If you are lucky, you will see a bunch of magic happen in the box directly below “Quickconnect” and files appear on the right-hand side where it says “Remote Site.”
Connecting through “Site manager”
The button on the top left allows you to store hundreds of FTP accounts. If you are managing multiple websites, you would want to configure the FTP information using “Site Manager.” Why? “Quick connect” only saves the login credentials for the last 10 FTP accounts you have connected via FileZilla.
Common errors and their meaning
If you see this:
Then you have the wrong password 🙁
If it is stuck on “Connecting to” then you see this:
Your internet is either bad. OR the website is behind a firewall, and the connection is being blocked (this won’t happen with a standard host package). Generally, firewalls issues like this occur with a more advanced host provider.
For a majority of the errors you just need to make sure you entered the information correctly. I would recommend typing in the credentials. NOT copy and paste? Why? Well sometimes when you copy, you accidently grab an empty space before or after an item. FileZilla sees this space and thinks it is a part of the password, username, or host entry. This will cause your site to error.
How to Use FileZilla, Step 3: Upload Your Files
We are almost done! Now we just need to upload your site’s files.
If everything connects, you should see something like the image below. Notice that files loaded under the “remote server” side. You should see “folder” icons. You want to find one that says public_html, or www, or something that sounds website-ish. Double-click on the file to open it.
Now find your web files on your desktop. Drag and Drop the files into the website-ish sounding folder. Once this happens, you should see a “Que” pop-up in the bottom of the screen.

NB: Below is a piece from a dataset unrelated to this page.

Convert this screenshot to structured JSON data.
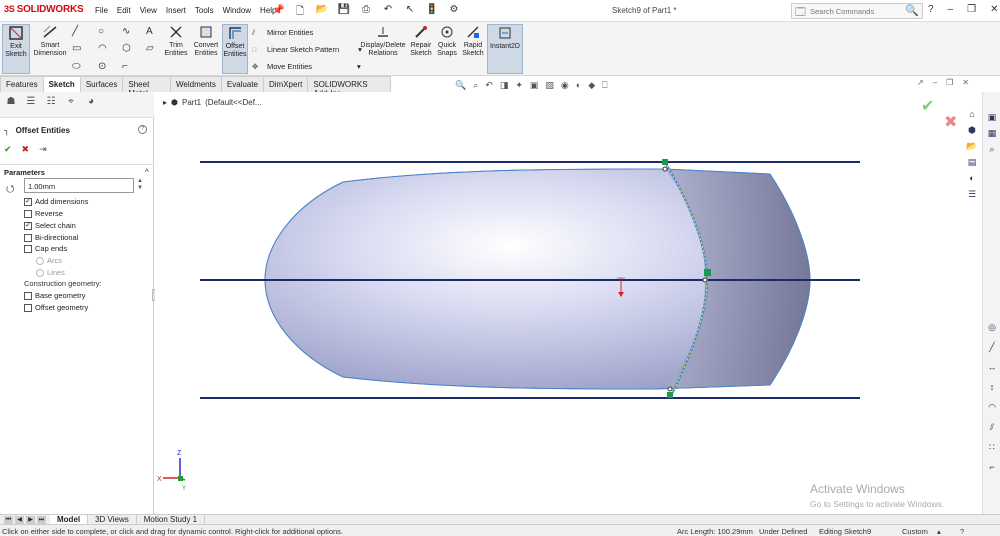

Once everything is loaded there should be nothing left in the “Que”.
Final Step Test!
The final step is simple, just load your website page. If it works yay, if not, sorry?